#### Task prompt:
The listing is to be printed word for word, pictures omitted.
──────────────────────────────
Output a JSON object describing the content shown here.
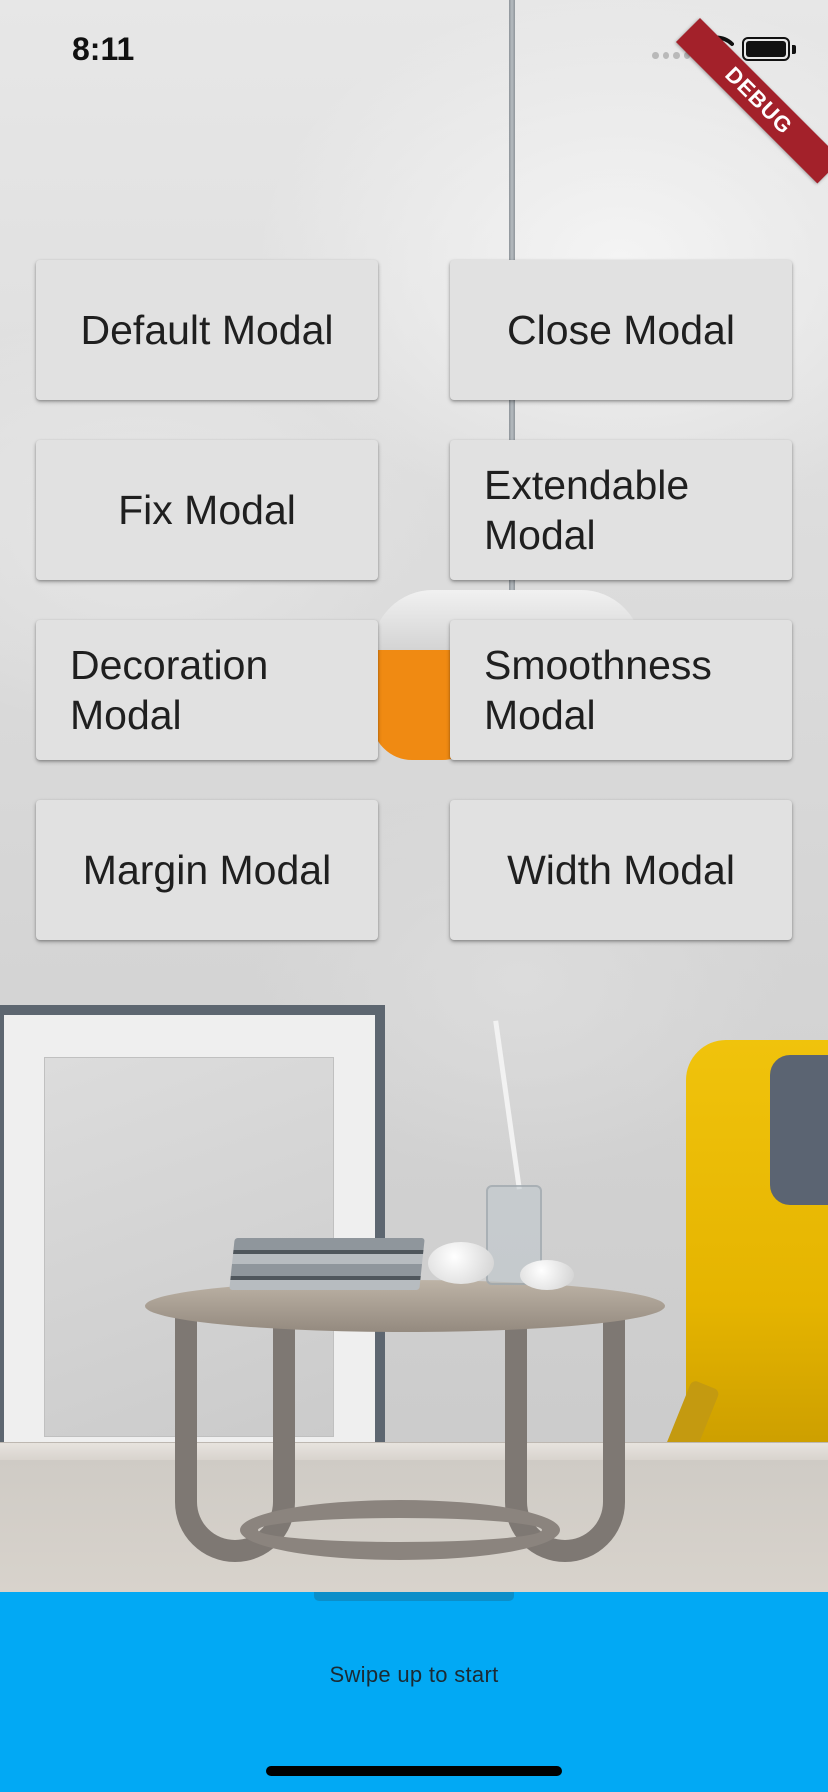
{
  "status_bar": {
    "time": "8:11",
    "debug_banner": "DEBUG",
    "icons": [
      "signal-dots-icon",
      "wifi-icon",
      "battery-icon"
    ]
  },
  "modal_buttons": {
    "default_modal": "Default Modal",
    "close_modal": "Close Modal",
    "fix_modal": "Fix Modal",
    "extendable_modal": "Extendable Modal",
    "decoration_modal": "Decoration Modal",
    "smoothness_modal": "Smoothness Modal",
    "margin_modal": "Margin Modal",
    "width_modal": "Width Modal"
  },
  "bottom_panel": {
    "prompt": "Swipe up to start",
    "color": "#02a9f4"
  },
  "colors": {
    "button_bg": "#e1e1e1",
    "debug_banner": "#a3212a"
  }
}
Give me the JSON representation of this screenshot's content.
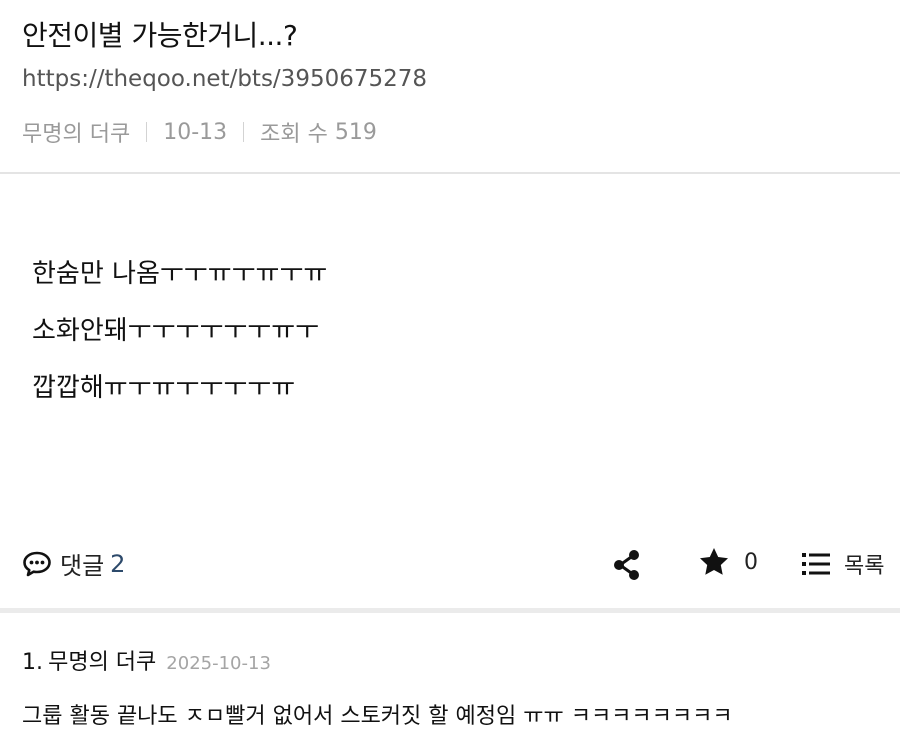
{
  "post": {
    "title": "안전이별 가능한거니...?",
    "url": "https://theqoo.net/bts/3950675278",
    "author": "무명의 더쿠",
    "date": "10-13",
    "views_label": "조회 수",
    "views": "519",
    "body_lines": [
      "한숨만 나옴ㅜㅜㅠㅜㅠㅜㅠ",
      "소화안돼ㅜㅜㅜㅜㅜㅜㅠㅜ",
      "깝깝해ㅠㅜㅠㅜㅜㅜㅜㅠ"
    ]
  },
  "actions": {
    "comment_icon": "speech-bubble-icon",
    "comment_label": "댓글",
    "comment_count": "2",
    "share_icon": "share-icon",
    "favorite_icon": "star-icon",
    "favorite_count": "0",
    "list_icon": "list-icon",
    "list_label": "목록"
  },
  "comments": [
    {
      "number": "1.",
      "author": "무명의 더쿠",
      "date": "2025-10-13",
      "text": "그룹 활동 끝나도 ㅈㅁ빨거 없어서 스토커짓 할 예정임 ㅠㅠ ㅋㅋㅋㅋㅋㅋㅋㅋ"
    }
  ]
}
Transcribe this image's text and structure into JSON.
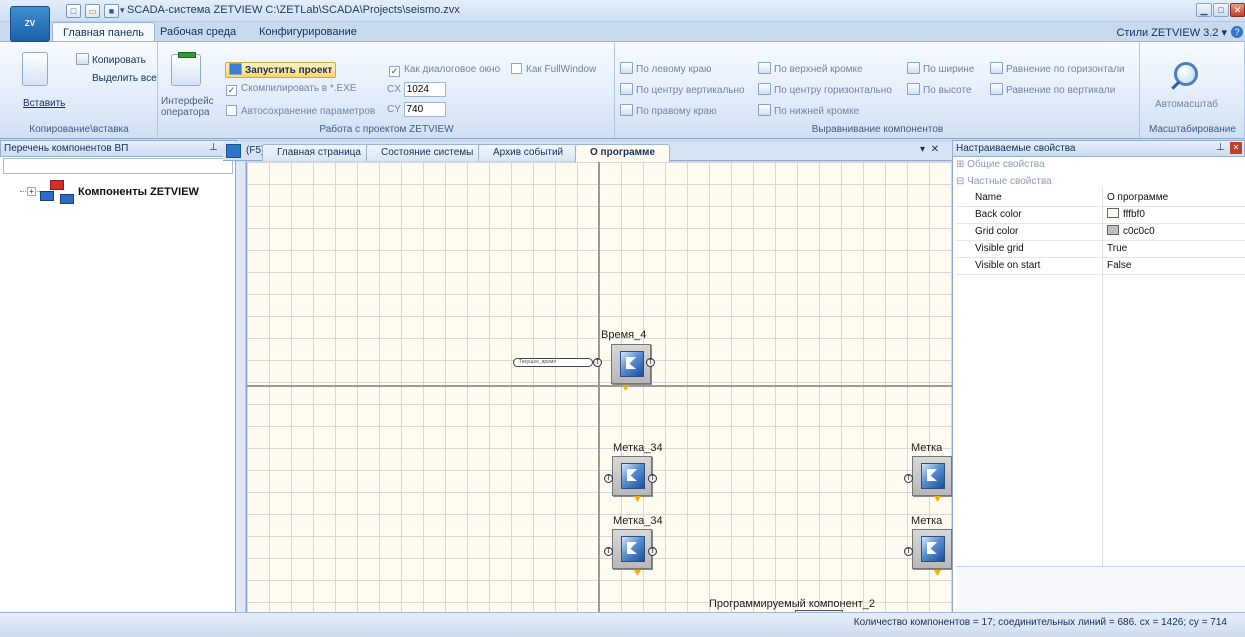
{
  "titlebar": {
    "title": "SCADA-система ZETVIEW C:\\ZETLab\\SCADA\\Projects\\seismo.zvx",
    "app_logo": "ZV"
  },
  "ribbon_tabs": [
    "Главная панель",
    "Рабочая среда",
    "Конфигурирование"
  ],
  "styles_label": "Стили ZETVIEW 3.2",
  "ribbon": {
    "clipboard": {
      "paste": "Вставить",
      "copy": "Копировать",
      "select_all": "Выделить все",
      "group_label": "Копирование\\вставка"
    },
    "project": {
      "interface": "Интерфейс оператора",
      "run": "Запустить проект",
      "compile": "Скомпилировать в *.EXE",
      "autosave": "Автосохранение параметров",
      "dialog": "Как диалоговое окно",
      "fullwindow": "Как FullWindow",
      "cx_label": "CX",
      "cx_value": "1024",
      "cy_label": "CY",
      "cy_value": "740",
      "group_label": "Работа с проектом ZETVIEW"
    },
    "align": {
      "left": "По левому краю",
      "center_v": "По центру вертикально",
      "right": "По правому краю",
      "top": "По верхней кромке",
      "center_h": "По центру горизонтально",
      "bottom": "По нижней кромке",
      "width": "По ширине",
      "height": "По высоте",
      "even_h": "Равнение по горизонтали",
      "even_v": "Равнение по вертикали",
      "group_label": "Выравнивание компонентов"
    },
    "scale": {
      "auto": "Автомасштаб",
      "group_label": "Масштабирование"
    }
  },
  "left_panel": {
    "title": "Перечень компонентов ВП",
    "tree_root": "Компоненты ZETVIEW"
  },
  "doc_tabs": {
    "shortcut": "(F5)",
    "tabs": [
      "Главная страница",
      "Состояние системы",
      "Архив событий",
      "О программе"
    ],
    "active_index": 3
  },
  "canvas": {
    "components": [
      {
        "label": "Время_4"
      },
      {
        "label": "Метка_34"
      },
      {
        "label": "Метка_34"
      },
      {
        "label": "Метка"
      },
      {
        "label": "Метка"
      },
      {
        "label": "Программируемый компонент_2"
      }
    ],
    "time_input_text": "Текущее_время"
  },
  "right_panel": {
    "title": "Настраиваемые свойства",
    "cat_general": "Общие свойства",
    "cat_private": "Частные свойства",
    "props": [
      {
        "name": "Name",
        "value": "О программе"
      },
      {
        "name": "Back color",
        "value": "fffbf0",
        "swatch": "#fffbf0"
      },
      {
        "name": "Grid color",
        "value": "c0c0c0",
        "swatch": "#c0c0c0"
      },
      {
        "name": "Visible grid",
        "value": "True"
      },
      {
        "name": "Visible on start",
        "value": "False"
      }
    ]
  },
  "status": {
    "text": "Количество компонентов = 17; соединительных линий = 686. cx = 1426; cy = 714"
  }
}
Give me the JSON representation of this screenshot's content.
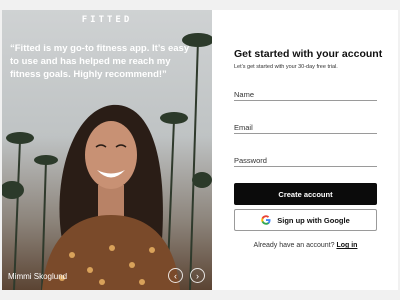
{
  "brand": {
    "logo_text": "FITTED"
  },
  "testimonial": {
    "quote": "“Fitted is my go-to fitness app. It’s easy to use and has helped me reach my fitness goals. Highly recommend!”",
    "author": "Mimmi Skoglund",
    "prev_icon": "chevron-left-icon",
    "next_icon": "chevron-right-icon",
    "prev_glyph": "‹",
    "next_glyph": "›"
  },
  "form": {
    "title": "Get started with your account",
    "subtitle": "Let’s get started with your 30-day free trial.",
    "name_placeholder": "Name",
    "email_placeholder": "Email",
    "password_placeholder": "Password",
    "create_label": "Create account",
    "google_label": "Sign up with Google",
    "google_icon": "google-icon",
    "login_prompt": "Already have an account?",
    "login_link": "Log in"
  },
  "colors": {
    "page_bg": "#f1f1f1",
    "card_bg": "#ffffff",
    "primary_button": "#0b0b0b",
    "text": "#111111"
  }
}
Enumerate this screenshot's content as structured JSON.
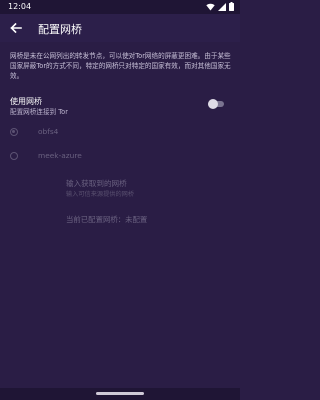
{
  "status_bar": {
    "time": "12:04"
  },
  "app_bar": {
    "title": "配置网桥"
  },
  "description": "网桥是未在公网列出的转发节点，可以使对Tor网络的屏蔽更困难。由于某些国家屏蔽Tor的方式不同，特定的网桥只对特定的国家有效，而对其他国家无效。",
  "use_bridges": {
    "title": "使用网桥",
    "subtitle": "配置网桥连接到 Tor",
    "enabled": false
  },
  "bridge_options": [
    {
      "label": "obfs4",
      "selected": true
    },
    {
      "label": "meek-azure",
      "selected": false
    }
  ],
  "custom_bridge": {
    "title": "输入获取到的网桥",
    "subtitle": "输入可信来源提供的网桥"
  },
  "current_bridge": "当前已配置网桥：未配置",
  "colors": {
    "background": "#2a1d45",
    "app_bar": "#2c1f4a",
    "disabled_text": "#6a6180"
  }
}
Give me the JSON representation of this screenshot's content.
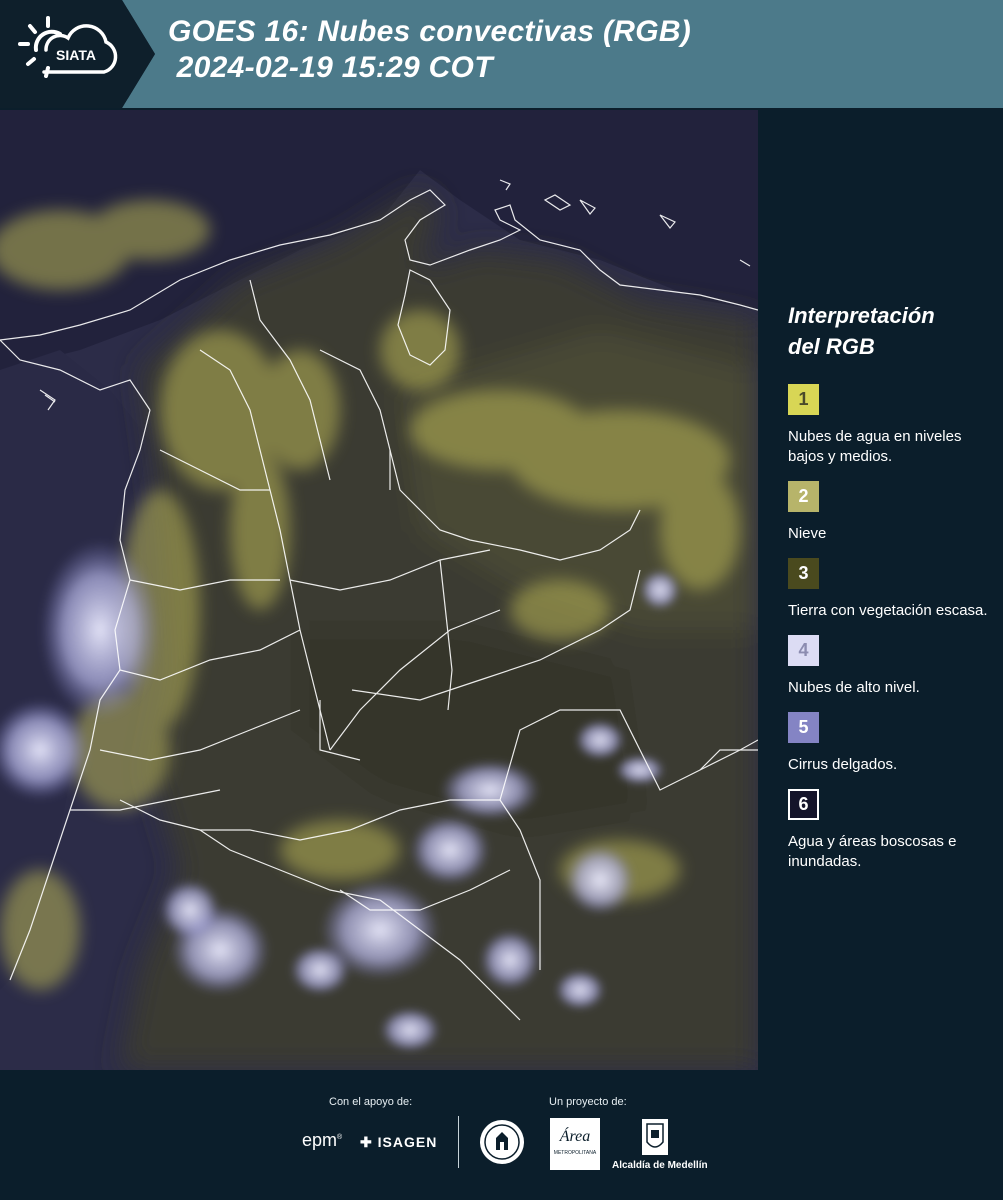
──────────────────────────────
#### Answer section:
Output a JSON object describing the content shown here.
{
  "status_bar": {
    "time": "8:11",
    "debug_banner": "DEBUG",
    "icons": [
      "signal-dots-icon",
      "wifi-icon",
      "battery-icon"
    ]
  },
  "modal_buttons": {
    "default_modal": "Default Modal",
    "close_modal": "Close Modal",
    "fix_modal": "Fix Modal",
    "extendable_modal": "Extendable Modal",
    "decoration_modal": "Decoration Modal",
    "smoothness_modal": "Smoothness Modal",
    "margin_modal": "Margin Modal",
    "width_modal": "Width Modal"
  },
  "bottom_panel": {
    "prompt": "Swipe up to start",
    "color": "#02a9f4"
  },
  "colors": {
    "button_bg": "#e1e1e1",
    "debug_banner": "#a3212a"
  }
}
Give me the JSON representation of this screenshot's content.
{
  "post": {
    "title": "안전이별 가능한거니...?",
    "url": "https://theqoo.net/bts/3950675278",
    "author": "무명의 더쿠",
    "date": "10-13",
    "views_label": "조회 수",
    "views": "519",
    "body_lines": [
      "한숨만 나옴ㅜㅜㅠㅜㅠㅜㅠ",
      "소화안돼ㅜㅜㅜㅜㅜㅜㅠㅜ",
      "깝깝해ㅠㅜㅠㅜㅜㅜㅜㅠ"
    ]
  },
  "actions": {
    "comment_icon": "speech-bubble-icon",
    "comment_label": "댓글",
    "comment_count": "2",
    "share_icon": "share-icon",
    "favorite_icon": "star-icon",
    "favorite_count": "0",
    "list_icon": "list-icon",
    "list_label": "목록"
  },
  "comments": [
    {
      "number": "1.",
      "author": "무명의 더쿠",
      "date": "2025-10-13",
      "text": "그룹 활동 끝나도 ㅈㅁ빨거 없어서 스토커짓 할 예정임 ㅠㅠ ㅋㅋㅋㅋㅋㅋㅋㅋ"
    }
  ]
}
Transcribe this image's text and structure into JSON.
{
  "titlebar": {
    "title": "SCADA-система ZETVIEW C:\\ZETLab\\SCADA\\Projects\\seismo.zvx",
    "app_logo": "ZV"
  },
  "ribbon_tabs": [
    "Главная панель",
    "Рабочая среда",
    "Конфигурирование"
  ],
  "styles_label": "Стили ZETVIEW 3.2",
  "ribbon": {
    "clipboard": {
      "paste": "Вставить",
      "copy": "Копировать",
      "select_all": "Выделить все",
      "group_label": "Копирование\\вставка"
    },
    "project": {
      "interface": "Интерфейс оператора",
      "run": "Запустить проект",
      "compile": "Скомпилировать в *.EXE",
      "autosave": "Автосохранение параметров",
      "dialog": "Как диалоговое окно",
      "fullwindow": "Как FullWindow",
      "cx_label": "CX",
      "cx_value": "1024",
      "cy_label": "CY",
      "cy_value": "740",
      "group_label": "Работа с проектом ZETVIEW"
    },
    "align": {
      "left": "По левому краю",
      "center_v": "По центру вертикально",
      "right": "По правому краю",
      "top": "По верхней кромке",
      "center_h": "По центру горизонтально",
      "bottom": "По нижней кромке",
      "width": "По ширине",
      "height": "По высоте",
      "even_h": "Равнение по горизонтали",
      "even_v": "Равнение по вертикали",
      "group_label": "Выравнивание компонентов"
    },
    "scale": {
      "auto": "Автомасштаб",
      "group_label": "Масштабирование"
    }
  },
  "left_panel": {
    "title": "Перечень компонентов ВП",
    "tree_root": "Компоненты ZETVIEW"
  },
  "doc_tabs": {
    "shortcut": "(F5)",
    "tabs": [
      "Главная страница",
      "Состояние системы",
      "Архив событий",
      "О программе"
    ],
    "active_index": 3
  },
  "canvas": {
    "components": [
      {
        "label": "Время_4"
      },
      {
        "label": "Метка_34"
      },
      {
        "label": "Метка_34"
      },
      {
        "label": "Метка"
      },
      {
        "label": "Метка"
      },
      {
        "label": "Программируемый компонент_2"
      }
    ],
    "time_input_text": "Текущее_время"
  },
  "right_panel": {
    "title": "Настраиваемые свойства",
    "cat_general": "Общие свойства",
    "cat_private": "Частные свойства",
    "props": [
      {
        "name": "Name",
        "value": "О программе"
      },
      {
        "name": "Back color",
        "value": "fffbf0",
        "swatch": "#fffbf0"
      },
      {
        "name": "Grid color",
        "value": "c0c0c0",
        "swatch": "#c0c0c0"
      },
      {
        "name": "Visible grid",
        "value": "True"
      },
      {
        "name": "Visible on start",
        "value": "False"
      }
    ]
  },
  "status": {
    "text": "Количество компонентов = 17; соединительных линий = 686. cx = 1426; cy = 714"
  }
}
Give me the JSON representation of this screenshot's content.
{
  "brand": {
    "logo_text": "FITTED"
  },
  "testimonial": {
    "quote": "“Fitted is my go-to fitness app. It’s easy to use and has helped me reach my fitness goals. Highly recommend!”",
    "author": "Mimmi Skoglund",
    "prev_icon": "chevron-left-icon",
    "next_icon": "chevron-right-icon",
    "prev_glyph": "‹",
    "next_glyph": "›"
  },
  "form": {
    "title": "Get started with your account",
    "subtitle": "Let’s get started with your 30-day free trial.",
    "name_placeholder": "Name",
    "email_placeholder": "Email",
    "password_placeholder": "Password",
    "create_label": "Create account",
    "google_label": "Sign up with Google",
    "google_icon": "google-icon",
    "login_prompt": "Already have an account?",
    "login_link": "Log in"
  },
  "colors": {
    "page_bg": "#f1f1f1",
    "card_bg": "#ffffff",
    "primary_button": "#0b0b0b",
    "text": "#111111"
  }
}
Enumerate this screenshot's content as structured JSON.
{
  "status_bar": {
    "time": "12:04"
  },
  "app_bar": {
    "title": "配置网桥"
  },
  "description": "网桥是未在公网列出的转发节点，可以使对Tor网络的屏蔽更困难。由于某些国家屏蔽Tor的方式不同，特定的网桥只对特定的国家有效，而对其他国家无效。",
  "use_bridges": {
    "title": "使用网桥",
    "subtitle": "配置网桥连接到 Tor",
    "enabled": false
  },
  "bridge_options": [
    {
      "label": "obfs4",
      "selected": true
    },
    {
      "label": "meek-azure",
      "selected": false
    }
  ],
  "custom_bridge": {
    "title": "输入获取到的网桥",
    "subtitle": "输入可信来源提供的网桥"
  },
  "current_bridge": "当前已配置网桥：未配置",
  "colors": {
    "background": "#2a1d45",
    "app_bar": "#2c1f4a",
    "disabled_text": "#6a6180"
  }
}
Give me the JSON representation of this screenshot's content.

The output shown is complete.